The high margin nature of the business is reflected in the earnings before interest and tax (EBIT), which at $42.2m yields a margin of 32%. Based on 2010 and 2011 income streams and resulting profit, LIC has typically reported an underlying profit margin after tax of between 10.5% and 13.5%.
The 2011/12 financial year recorded a $23m profit after tax with an increase in revenue of 7% to $177m. That was largely a result of a $4m compensation payout on genomics made to farmers.
LIC typically records around two-thirds of its revenue stream in the first six-months, making a gross revenue figure of $200m on the cards for the full year.
Based on typical after tax margins for the operation it could potentially top a profit of $23m.
The first six months of the year typically see the bulk of its main income earner, genetics sales, completed but while the results incorporate the artificial breeding revenues they do not reflect a similar proportion of costs. No significant one-off costs are anticipated by management in the second half of the trading year.
The company is reporting an increase across all of its sectors in the first six months of the new reporting period. This includes a lift of 7.6% in herd testing, 11% in dairy genetics and a notable 32% increase in DNA parentage testing. Farm software systems have lifted by 17%, farm automation by 3% and animal health services by 21%.
The increase in DNA parentage testing reflects farmers wanting to know the true identity of each and every cow, with DNA providing that certainty, and income incurred over the calving period. Animal health services increases reflect the growing demand by farmers for BVD testing as greater understanding of the disease’s impact develops.
The six-monthly balance sheet update reveals the genetics company has shouldered $7m of short term borrowings it did not have in the corresponding period last year while the only longer term liabilities held are $29m for deferred tax liability.
However, the liabilities still see the company with a low ratio of debt:debt + equity of only 25%.

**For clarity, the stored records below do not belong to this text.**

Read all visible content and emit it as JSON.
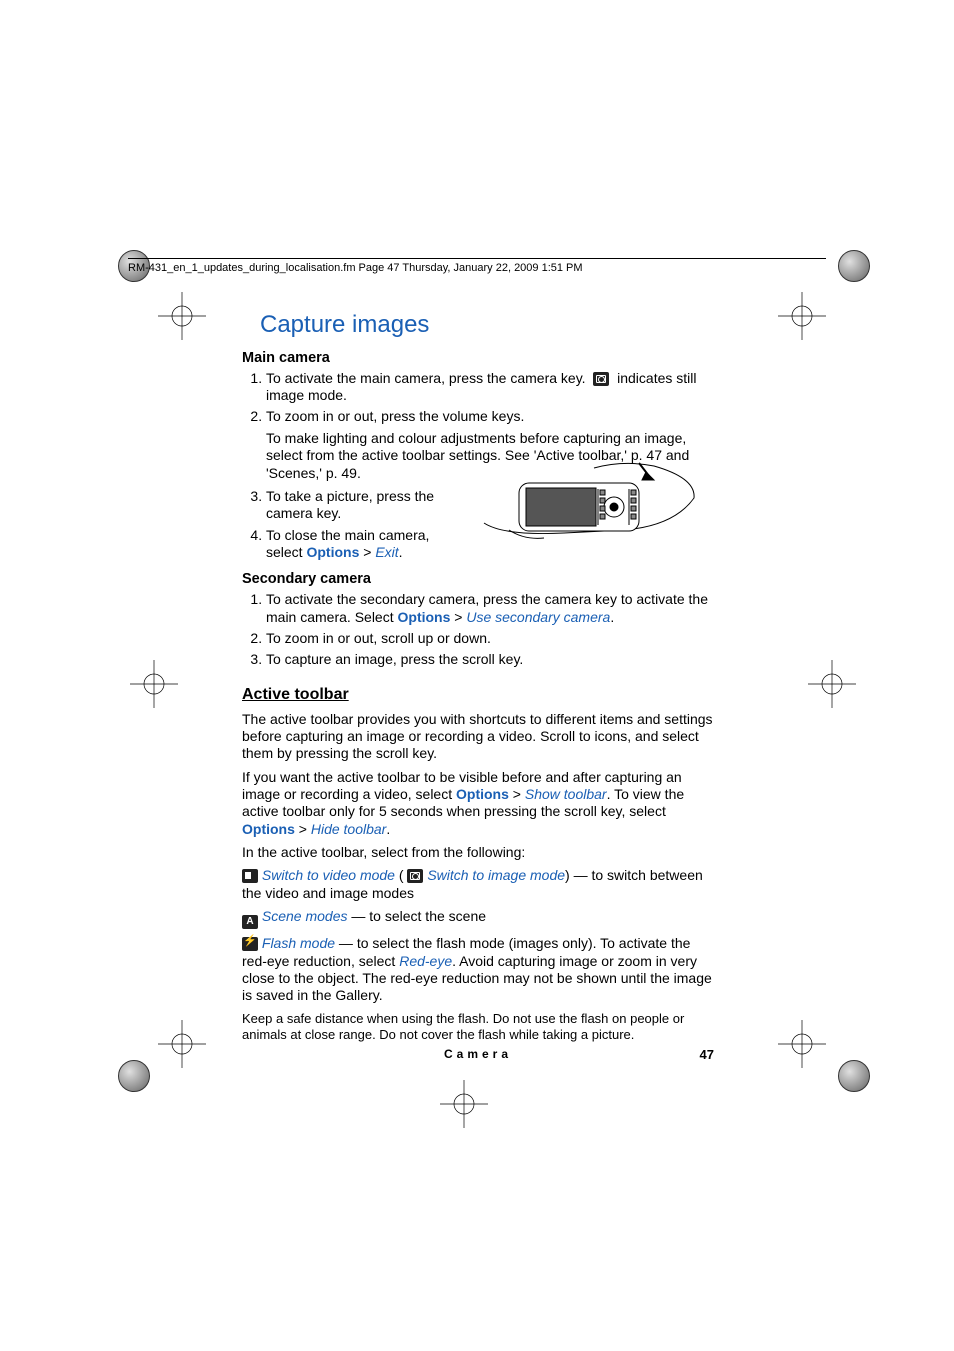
{
  "header": {
    "running_head": "RM-431_en_1_updates_during_localisation.fm  Page 47  Thursday, January 22, 2009  1:51 PM"
  },
  "section": {
    "title": "Capture images",
    "main_camera": {
      "heading": "Main camera",
      "step1_a": "To activate the main camera, press the camera key.",
      "step1_b": "indicates still image mode.",
      "step2": "To zoom in or out, press the volume keys.",
      "step2_sub": "To make lighting and colour adjustments before capturing an image, select from the active toolbar settings. See 'Active toolbar,' p. 47 and 'Scenes,' p. 49.",
      "step3": "To take a picture, press the camera key.",
      "step4_a": "To close the main camera, select ",
      "step4_opt": "Options",
      "step4_gt": " > ",
      "step4_exit": "Exit",
      "step4_end": "."
    },
    "secondary_camera": {
      "heading": "Secondary camera",
      "step1_a": "To activate the secondary camera, press the camera key to activate the main camera. Select ",
      "step1_opt": "Options",
      "step1_gt": " > ",
      "step1_cmd": "Use secondary camera",
      "step1_end": ".",
      "step2": "To zoom in or out, scroll up or down.",
      "step3": "To capture an image, press the scroll key."
    },
    "active_toolbar": {
      "heading": "Active toolbar",
      "p1": "The active toolbar provides you with shortcuts to different items and settings before capturing an image or recording a video. Scroll to icons, and select them by pressing the scroll key.",
      "p2_a": "If you want the active toolbar to be visible before and after capturing an image or recording a video, select ",
      "p2_opt1": "Options",
      "p2_gt1": " > ",
      "p2_cmd1": "Show toolbar",
      "p2_b": ". To view the active toolbar only for 5 seconds when pressing the scroll key, select ",
      "p2_opt2": "Options",
      "p2_gt2": " > ",
      "p2_cmd2": "Hide toolbar",
      "p2_end": ".",
      "p3": "In the active toolbar, select from the following:",
      "item1_a": "Switch to video mode",
      "item1_mid": " ( ",
      "item1_b": "Switch to image mode",
      "item1_c": ") — to switch between the video and image modes",
      "item2_a": "Scene modes",
      "item2_b": " — to select the scene",
      "item3_a": "Flash mode",
      "item3_b": " — to select the flash mode (images only). To activate the red-eye reduction, select ",
      "item3_c": "Red-eye",
      "item3_d": ". Avoid capturing image or zoom in very close to the object. The red-eye reduction may not be shown until the image is saved in the Gallery.",
      "p4": "Keep a safe distance when using the flash. Do not use the flash on people or animals at close range. Do not cover the flash while taking a picture."
    }
  },
  "footer": {
    "section_name": "Camera",
    "page_number": "47"
  }
}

LIC chair Murray King said the result came despite the drop in the payout on the previous year and reflected a willingness by farmers to continue investing in new technology and genetics.